◆ INSTRUCTIONS FOR THE TASK
Work out how many lines below hold the string "banner" and state only that figure.

::: MATERIAL TO PROCESS :::

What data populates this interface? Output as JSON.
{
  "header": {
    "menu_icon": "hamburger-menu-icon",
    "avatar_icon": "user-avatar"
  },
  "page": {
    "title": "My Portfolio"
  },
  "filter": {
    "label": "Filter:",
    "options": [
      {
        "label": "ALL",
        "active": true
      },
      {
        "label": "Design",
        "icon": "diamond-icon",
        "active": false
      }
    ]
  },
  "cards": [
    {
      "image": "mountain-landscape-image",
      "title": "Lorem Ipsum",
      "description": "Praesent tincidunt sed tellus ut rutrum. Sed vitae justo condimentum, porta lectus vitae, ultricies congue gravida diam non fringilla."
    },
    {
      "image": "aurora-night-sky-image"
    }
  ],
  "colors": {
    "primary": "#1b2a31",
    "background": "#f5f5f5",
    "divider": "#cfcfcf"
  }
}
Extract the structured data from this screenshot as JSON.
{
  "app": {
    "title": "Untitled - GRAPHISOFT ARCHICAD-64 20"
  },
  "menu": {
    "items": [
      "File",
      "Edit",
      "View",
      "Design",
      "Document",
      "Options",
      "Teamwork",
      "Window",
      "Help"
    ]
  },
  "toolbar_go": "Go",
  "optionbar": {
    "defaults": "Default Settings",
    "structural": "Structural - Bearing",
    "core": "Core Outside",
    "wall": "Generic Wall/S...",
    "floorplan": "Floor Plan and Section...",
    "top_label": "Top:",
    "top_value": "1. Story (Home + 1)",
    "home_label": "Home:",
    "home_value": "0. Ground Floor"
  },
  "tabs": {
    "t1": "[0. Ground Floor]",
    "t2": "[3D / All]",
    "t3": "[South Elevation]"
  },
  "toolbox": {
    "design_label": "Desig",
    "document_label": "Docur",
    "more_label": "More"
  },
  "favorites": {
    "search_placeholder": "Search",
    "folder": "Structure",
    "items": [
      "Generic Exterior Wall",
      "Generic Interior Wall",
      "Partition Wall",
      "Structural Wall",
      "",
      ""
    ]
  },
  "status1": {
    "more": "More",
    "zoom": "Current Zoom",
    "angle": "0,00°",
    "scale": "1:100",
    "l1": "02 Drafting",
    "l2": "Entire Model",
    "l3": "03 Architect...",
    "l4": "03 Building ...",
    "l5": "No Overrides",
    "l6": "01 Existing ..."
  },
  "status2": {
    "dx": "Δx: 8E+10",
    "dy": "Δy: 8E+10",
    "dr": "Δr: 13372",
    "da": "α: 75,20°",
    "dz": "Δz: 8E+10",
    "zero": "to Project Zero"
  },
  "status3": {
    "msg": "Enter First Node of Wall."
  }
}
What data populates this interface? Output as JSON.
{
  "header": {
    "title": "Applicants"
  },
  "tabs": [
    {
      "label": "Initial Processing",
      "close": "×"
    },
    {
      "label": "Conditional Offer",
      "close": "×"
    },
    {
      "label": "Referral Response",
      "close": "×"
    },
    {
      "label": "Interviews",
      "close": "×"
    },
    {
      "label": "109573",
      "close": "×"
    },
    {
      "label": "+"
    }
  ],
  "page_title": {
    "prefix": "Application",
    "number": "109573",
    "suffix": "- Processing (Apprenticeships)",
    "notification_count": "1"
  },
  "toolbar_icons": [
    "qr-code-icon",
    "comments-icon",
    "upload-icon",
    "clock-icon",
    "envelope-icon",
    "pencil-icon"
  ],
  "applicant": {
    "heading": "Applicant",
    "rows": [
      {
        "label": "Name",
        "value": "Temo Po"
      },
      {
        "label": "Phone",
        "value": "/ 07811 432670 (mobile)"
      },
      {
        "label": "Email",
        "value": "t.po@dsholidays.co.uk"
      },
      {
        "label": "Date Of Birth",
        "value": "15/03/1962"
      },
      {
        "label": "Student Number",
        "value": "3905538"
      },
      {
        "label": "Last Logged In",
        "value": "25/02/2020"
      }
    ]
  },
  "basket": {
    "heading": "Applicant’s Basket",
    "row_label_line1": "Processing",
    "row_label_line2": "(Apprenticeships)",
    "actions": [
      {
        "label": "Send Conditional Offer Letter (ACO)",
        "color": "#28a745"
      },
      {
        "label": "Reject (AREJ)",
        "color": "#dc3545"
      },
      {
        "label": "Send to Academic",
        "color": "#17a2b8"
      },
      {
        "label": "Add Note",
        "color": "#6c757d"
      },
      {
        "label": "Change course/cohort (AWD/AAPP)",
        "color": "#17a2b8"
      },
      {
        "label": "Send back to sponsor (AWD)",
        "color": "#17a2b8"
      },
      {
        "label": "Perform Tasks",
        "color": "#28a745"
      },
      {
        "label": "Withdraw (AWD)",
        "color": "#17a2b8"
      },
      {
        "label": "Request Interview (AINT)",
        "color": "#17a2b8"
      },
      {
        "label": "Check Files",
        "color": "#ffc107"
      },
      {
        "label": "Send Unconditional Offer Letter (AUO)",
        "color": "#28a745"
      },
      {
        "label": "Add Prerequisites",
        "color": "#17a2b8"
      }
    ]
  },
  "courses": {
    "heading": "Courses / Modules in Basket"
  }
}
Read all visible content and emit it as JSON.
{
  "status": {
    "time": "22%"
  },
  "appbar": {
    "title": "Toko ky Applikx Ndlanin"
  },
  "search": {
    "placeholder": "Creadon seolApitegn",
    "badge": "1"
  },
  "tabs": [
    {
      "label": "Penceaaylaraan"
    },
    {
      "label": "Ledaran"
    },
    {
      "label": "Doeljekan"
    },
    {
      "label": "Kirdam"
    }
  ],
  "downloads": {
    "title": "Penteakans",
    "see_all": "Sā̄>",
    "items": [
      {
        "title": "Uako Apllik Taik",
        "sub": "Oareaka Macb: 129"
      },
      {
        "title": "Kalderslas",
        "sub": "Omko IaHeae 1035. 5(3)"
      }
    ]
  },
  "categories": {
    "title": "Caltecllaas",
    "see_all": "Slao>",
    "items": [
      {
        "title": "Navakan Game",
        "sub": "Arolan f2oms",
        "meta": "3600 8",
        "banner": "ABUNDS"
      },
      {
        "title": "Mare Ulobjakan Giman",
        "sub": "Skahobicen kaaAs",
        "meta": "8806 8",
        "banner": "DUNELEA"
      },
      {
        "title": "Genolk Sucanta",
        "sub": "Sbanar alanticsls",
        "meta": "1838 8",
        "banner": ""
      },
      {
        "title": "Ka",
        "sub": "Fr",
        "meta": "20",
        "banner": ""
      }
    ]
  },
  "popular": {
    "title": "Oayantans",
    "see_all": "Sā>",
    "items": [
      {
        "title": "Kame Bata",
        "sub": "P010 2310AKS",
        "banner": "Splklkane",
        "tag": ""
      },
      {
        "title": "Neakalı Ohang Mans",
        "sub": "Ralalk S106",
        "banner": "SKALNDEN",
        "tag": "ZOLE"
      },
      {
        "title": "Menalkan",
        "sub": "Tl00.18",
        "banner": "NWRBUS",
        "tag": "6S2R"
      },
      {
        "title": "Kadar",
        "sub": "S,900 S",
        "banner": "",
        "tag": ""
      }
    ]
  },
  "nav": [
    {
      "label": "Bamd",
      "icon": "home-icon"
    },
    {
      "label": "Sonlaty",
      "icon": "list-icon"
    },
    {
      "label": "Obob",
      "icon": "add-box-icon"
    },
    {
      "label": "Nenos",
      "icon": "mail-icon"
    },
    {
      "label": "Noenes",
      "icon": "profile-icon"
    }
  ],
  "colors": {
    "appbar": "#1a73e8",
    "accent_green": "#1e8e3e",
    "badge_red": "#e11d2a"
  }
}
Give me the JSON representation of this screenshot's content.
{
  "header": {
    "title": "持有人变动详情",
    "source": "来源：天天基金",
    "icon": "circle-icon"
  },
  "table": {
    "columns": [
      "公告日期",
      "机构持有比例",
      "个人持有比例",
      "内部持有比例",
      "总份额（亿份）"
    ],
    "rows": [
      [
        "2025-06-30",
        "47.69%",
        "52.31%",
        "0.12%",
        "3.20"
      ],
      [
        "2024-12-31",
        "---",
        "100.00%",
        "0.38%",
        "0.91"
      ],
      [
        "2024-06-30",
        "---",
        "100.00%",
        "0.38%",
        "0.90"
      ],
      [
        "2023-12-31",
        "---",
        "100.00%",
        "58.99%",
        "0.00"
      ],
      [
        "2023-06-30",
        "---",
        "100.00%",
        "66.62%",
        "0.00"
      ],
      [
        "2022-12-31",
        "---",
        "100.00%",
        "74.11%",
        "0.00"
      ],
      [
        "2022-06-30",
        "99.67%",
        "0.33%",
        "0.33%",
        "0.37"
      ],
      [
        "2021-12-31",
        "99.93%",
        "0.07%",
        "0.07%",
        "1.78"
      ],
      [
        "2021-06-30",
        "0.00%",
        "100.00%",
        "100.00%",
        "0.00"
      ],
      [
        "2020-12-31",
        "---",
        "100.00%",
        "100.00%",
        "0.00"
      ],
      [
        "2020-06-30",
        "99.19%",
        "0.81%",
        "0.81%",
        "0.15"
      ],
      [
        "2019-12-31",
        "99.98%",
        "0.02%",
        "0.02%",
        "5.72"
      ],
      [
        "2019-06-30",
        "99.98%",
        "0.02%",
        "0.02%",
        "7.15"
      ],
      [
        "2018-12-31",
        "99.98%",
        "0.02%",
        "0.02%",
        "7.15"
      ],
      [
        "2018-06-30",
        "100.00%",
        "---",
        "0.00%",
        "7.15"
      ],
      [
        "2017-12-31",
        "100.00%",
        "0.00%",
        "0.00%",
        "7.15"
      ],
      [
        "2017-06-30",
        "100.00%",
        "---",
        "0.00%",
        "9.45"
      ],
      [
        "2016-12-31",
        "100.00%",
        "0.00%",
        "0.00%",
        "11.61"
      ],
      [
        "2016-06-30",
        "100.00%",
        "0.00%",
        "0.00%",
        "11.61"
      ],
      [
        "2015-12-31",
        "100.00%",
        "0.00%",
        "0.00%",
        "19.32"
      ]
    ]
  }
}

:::

◆ RESPONSE AREA
8